The spectrum of aging was a new field 35 years ago. The name, based on the Greek geron “old man” and logia “study of”, was coined in 1903 by a Russian, Ilya Ilyich Mechnikov. As the life span of seniors in the United States continued to increase, growing old became a different phenomenon. Active, involved seniors refused to be consigned to oblivion. Retirees sought meaningful pursuits to fill their new situation. And Senior Services responded.

Meals on Wheels - Arnold Palmer
Golf Legend Arnold Palmer delivered the five millionth Meals-on-Wheels.

In 1962, it had launched Meals-on-Wheels, the oldest home delivery program in the southeast and the third oldest in the country. Through the decades, it added 38 additional services, ranging from adult day care to chore and home management, from computer training to financial management.

Elizabeth & Tab Williams Center
A day care center for people with dementia was just a dream until
Tab Williams joined the Senior Services board.
Today the Elizabeth and Tab Williams Center is an award-winning facility for people with dementia.

A day care center for people with dementia was just a dream until Tab Williams joined the Senior Services board. “In those days, not as much was known about Alzheimer’s disease and people didn’t talk about it freely. Tab and his wife Elizabeth made a generous lead gift in 1998 to our ‘Blueprint for Dignity’ campaign to build a day center for people with Alzheimer’s disease or other forms of dementia.”

Last year Senior Services launched a new initiative, Aging with Purpose, and employed Lee Covington, experienced and dedicated to the nonprofit field, to direct it. “In August 2015, I hired Lee as CEO,” Gottlieb says. “When I announced my retirement last summer, the board interviewed and hired him as both president and CEO, effective January 31.”

Senior Services - Richard Gottlieb & Lee Covington
Richard Gottlieb hired Lee Covington as Senior Services’ CEO in August 2015 to roll out the agency’s new Aging with Purpose initiative.
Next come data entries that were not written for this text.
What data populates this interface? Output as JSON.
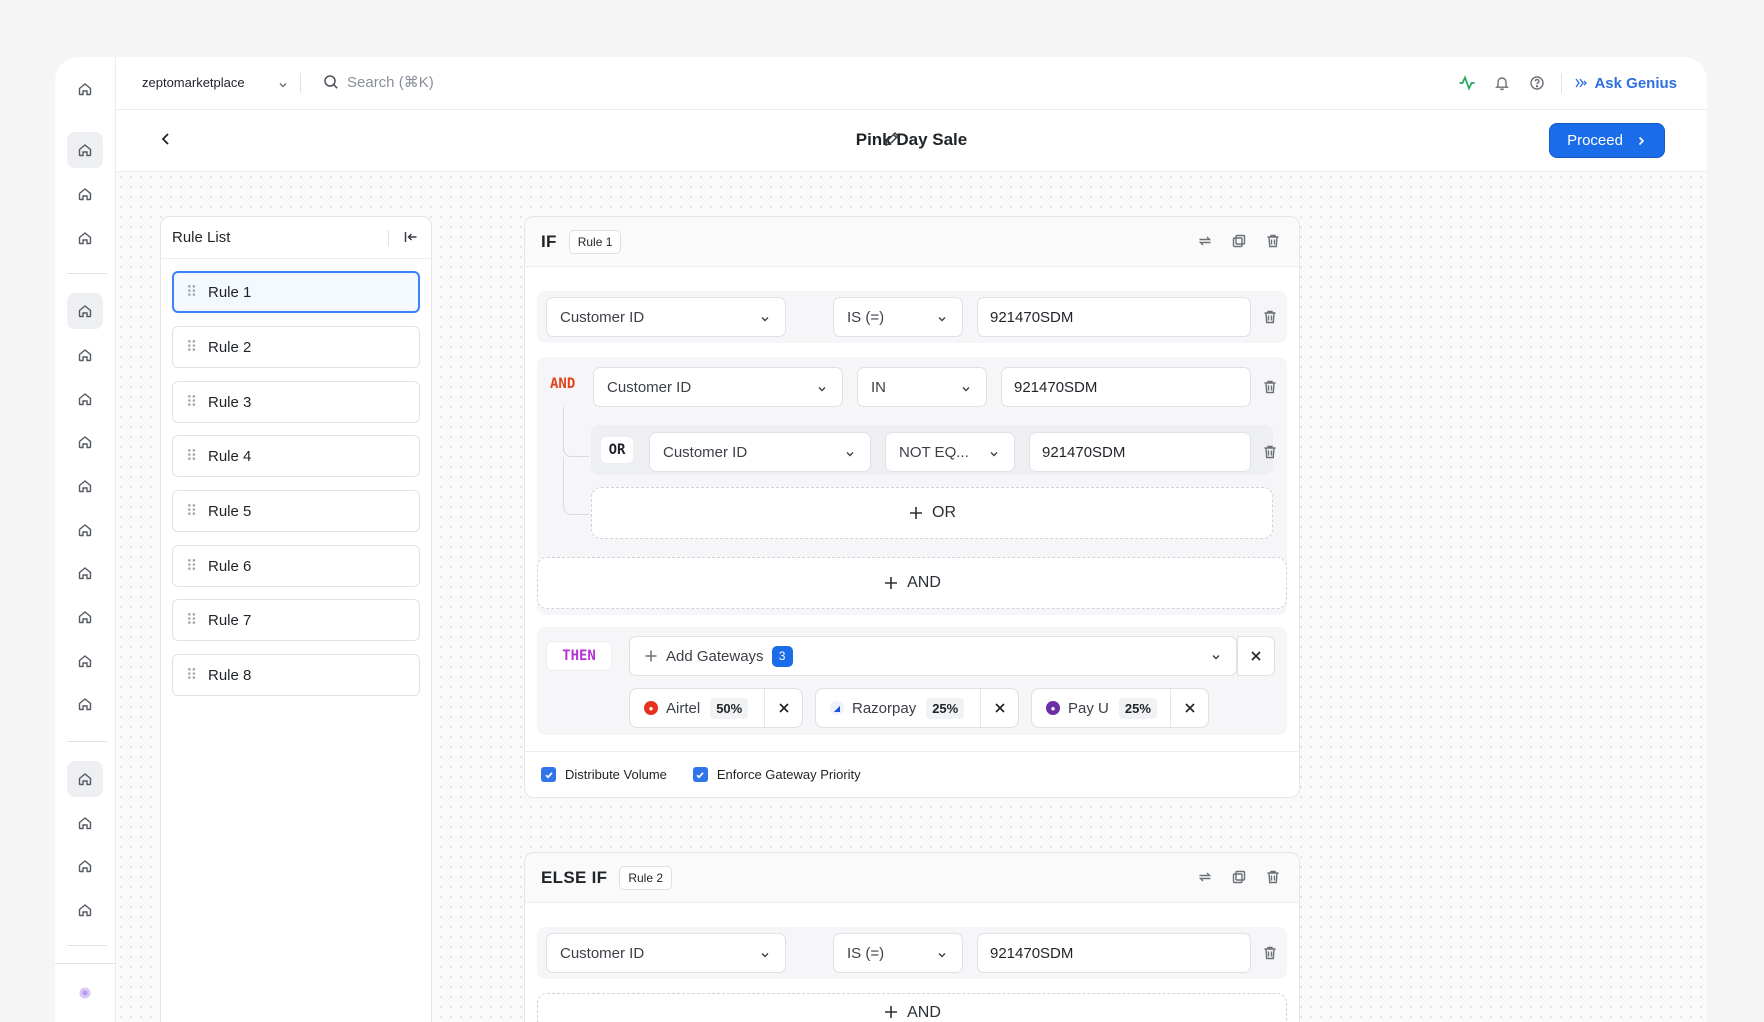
{
  "topbar": {
    "workspace": "zeptomarketplace",
    "search_placeholder": "Search  (⌘K)",
    "ask_genius": "Ask Genius"
  },
  "subheader": {
    "title": "Pink Day Sale",
    "proceed": "Proceed"
  },
  "rule_list": {
    "title": "Rule List",
    "items": [
      "Rule 1",
      "Rule 2",
      "Rule 3",
      "Rule 4",
      "Rule 5",
      "Rule 6",
      "Rule 7",
      "Rule 8"
    ]
  },
  "if_block": {
    "keyword": "IF",
    "tag": "Rule 1",
    "cond1": {
      "field": "Customer ID",
      "op": "IS (=)",
      "value": "921470SDM"
    },
    "and_label": "AND",
    "cond2": {
      "field": "Customer ID",
      "op": "IN",
      "value": "921470SDM"
    },
    "or_label": "OR",
    "cond3": {
      "field": "Customer ID",
      "op": "NOT EQ...",
      "value": "921470SDM"
    },
    "add_or": "OR",
    "add_and": "AND",
    "then_label": "THEN",
    "add_gateways": "Add Gateways",
    "gateway_count": "3",
    "gateways": [
      {
        "name": "Airtel",
        "pct": "50%",
        "color": "#e8321f"
      },
      {
        "name": "Razorpay",
        "pct": "25%",
        "color": "#1d4fd8"
      },
      {
        "name": "Pay U",
        "pct": "25%",
        "color": "#6b2fa6"
      }
    ],
    "distribute_volume": "Distribute Volume",
    "enforce_priority": "Enforce Gateway Priority"
  },
  "else_block": {
    "keyword": "ELSE IF",
    "tag": "Rule 2",
    "cond1": {
      "field": "Customer ID",
      "op": "IS (=)",
      "value": "921470SDM"
    },
    "add_and": "AND"
  },
  "colors": {
    "accent": "#1a6ce8",
    "and": "#e0441b",
    "then": "#b630d6"
  }
}
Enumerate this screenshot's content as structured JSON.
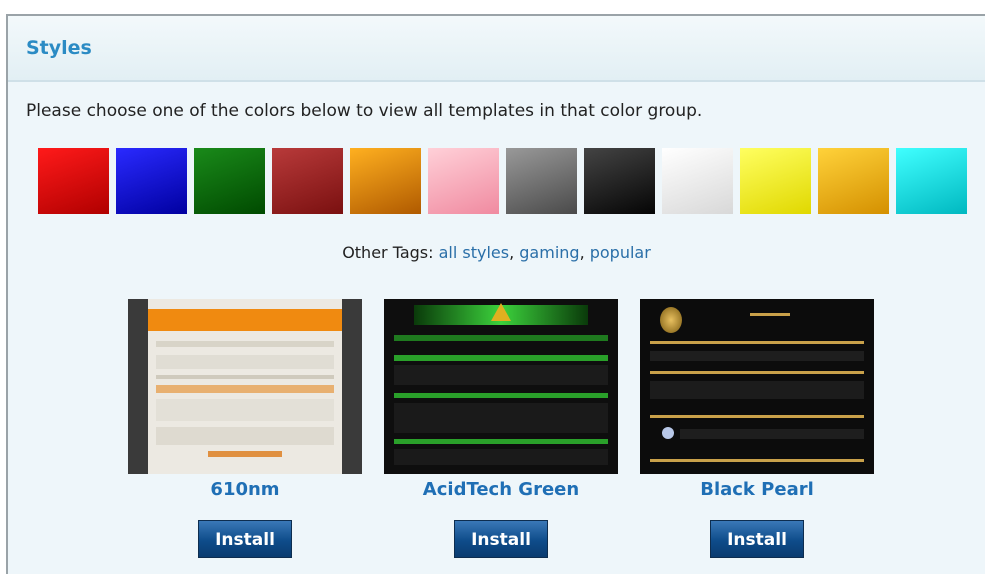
{
  "panel": {
    "title": "Styles",
    "intro": "Please choose one of the colors below to view all templates in that color group."
  },
  "swatches": [
    {
      "name": "red",
      "top": "#ff1a1a",
      "bottom": "#b00000"
    },
    {
      "name": "blue",
      "top": "#2a2aff",
      "bottom": "#0000a0"
    },
    {
      "name": "green",
      "top": "#1a8a1a",
      "bottom": "#004a00"
    },
    {
      "name": "dark-red",
      "top": "#b83a3a",
      "bottom": "#7a1010"
    },
    {
      "name": "orange",
      "top": "#ffb020",
      "bottom": "#b05a00"
    },
    {
      "name": "pink",
      "top": "#ffd0d8",
      "bottom": "#f08aa0"
    },
    {
      "name": "gray",
      "top": "#999999",
      "bottom": "#4a4a4a"
    },
    {
      "name": "black",
      "top": "#444444",
      "bottom": "#050505"
    },
    {
      "name": "white",
      "top": "#ffffff",
      "bottom": "#d8d8d8"
    },
    {
      "name": "yellow",
      "top": "#ffff60",
      "bottom": "#e0d800"
    },
    {
      "name": "gold",
      "top": "#ffd23a",
      "bottom": "#d49000"
    },
    {
      "name": "cyan",
      "top": "#40ffff",
      "bottom": "#00b8c0"
    }
  ],
  "tags": {
    "label": "Other Tags:",
    "links": [
      "all styles",
      "gaming",
      "popular"
    ]
  },
  "templates": [
    {
      "name": "610nm",
      "install_label": "Install",
      "accent": "#f08a10",
      "bg": "#ece9e2"
    },
    {
      "name": "AcidTech Green",
      "install_label": "Install",
      "accent": "#3cd23c",
      "bg": "#111111"
    },
    {
      "name": "Black Pearl",
      "install_label": "Install",
      "accent": "#c9a14a",
      "bg": "#0c0c0c"
    }
  ]
}
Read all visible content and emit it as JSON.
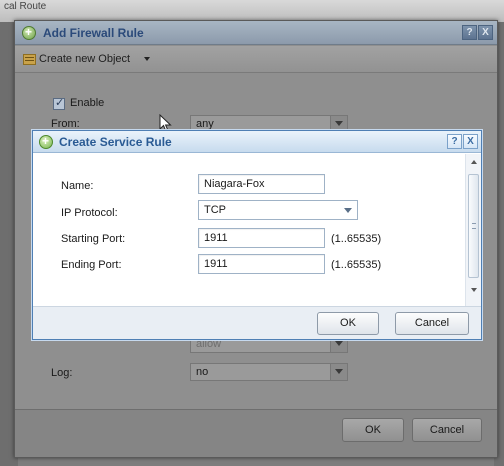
{
  "background": {
    "top_text": "cal Route"
  },
  "outer_dialog": {
    "title": "Add Firewall Rule",
    "help_label": "?",
    "close_label": "X",
    "toolbar": {
      "create_label": "Create new Object"
    },
    "enable_label": "Enable",
    "enable_checked": true,
    "from_label": "From:",
    "from_value": "any",
    "obscured_values": [
      "any",
      "allow"
    ],
    "log_label": "Log:",
    "log_value": "no",
    "ok_label": "OK",
    "cancel_label": "Cancel"
  },
  "inner_dialog": {
    "title": "Create Service Rule",
    "help_label": "?",
    "close_label": "X",
    "fields": {
      "name_label": "Name:",
      "name_value": "Niagara-Fox",
      "protocol_label": "IP Protocol:",
      "protocol_value": "TCP",
      "start_label": "Starting Port:",
      "start_value": "1911",
      "start_range": "(1..65535)",
      "end_label": "Ending Port:",
      "end_value": "1911",
      "end_range": "(1..65535)"
    },
    "ok_label": "OK",
    "cancel_label": "Cancel"
  },
  "colors": {
    "inner_title_text": "#2a5b94",
    "outer_title_text": "#2b4a7a",
    "overlay_gray": "#8f8f8f"
  }
}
When Gottlieb announced his retirement, the board of directors expanded Covington’s responsibilities to the presidency as well, effective January 31, the date of Gottlieb’s official retirement.

Senior Services, working cooperatively with other organizations in the county, serves as a clearing house of information for senior resources. It publishes a monthly calendar of events while promoting county-wide senior programs on

Lee CovingtonLee Covington

Gottlieb’s personal understanding of aging has changed since he joined the ranks of seniors.
“I think it is very important to view the aging process as one of continuous growth. Too often we view aging in terms of decline only. Our youth-oriented culture promotes this. Everyone can contribute, grow and connect to others regardless of age or physical condition,” Gottlieb says. He then adds “Aging with purpose, with friends, with emotional connections, and with meaning is what we should strive for and look for in others as well.”

Senior Services - Meals-on-Wheels Art Show & Sale
The 7th annual Art Show and Sale, a major fundraiser for Meals-on-Wheels,
will be held March 4 this year.

Senior Services’ Funding Base
40 percent from local, state, and federal funding; 60 percent from non-governmental sources: community donations, private foundations, special fundraising appeals, etc. As Gottlieb concludes, “Community support is vital and has been generous to this important and growing cause. We will need continued support in order to keep up with the growing needs and opportunities in the future!”

Honors and Awards

Winston-Salem and Forsyth County have received a score of awards and recognitions for its Senior Services programs, most recently the 2016 Leadership Excellence Award from the North Carolina Association on Aging. Other honors include awards from the Forsyth Humane Society, the Winston-Salem Chronicle, the NC New Organizational Vision: Williams Day Center (Best in U.S. – National Adult Day Services Association), Joel Weston Award for Excellence in Nonprofit Management (three times), Excellence Activity – Elizabeth & Tab Williams Day Center, NC Adult Day Care Association (six times), the George L. Maddox Award for “Excellence in Creative Programs for Older Adults”, and the Dennis G. Hatchell Community Leadership Award.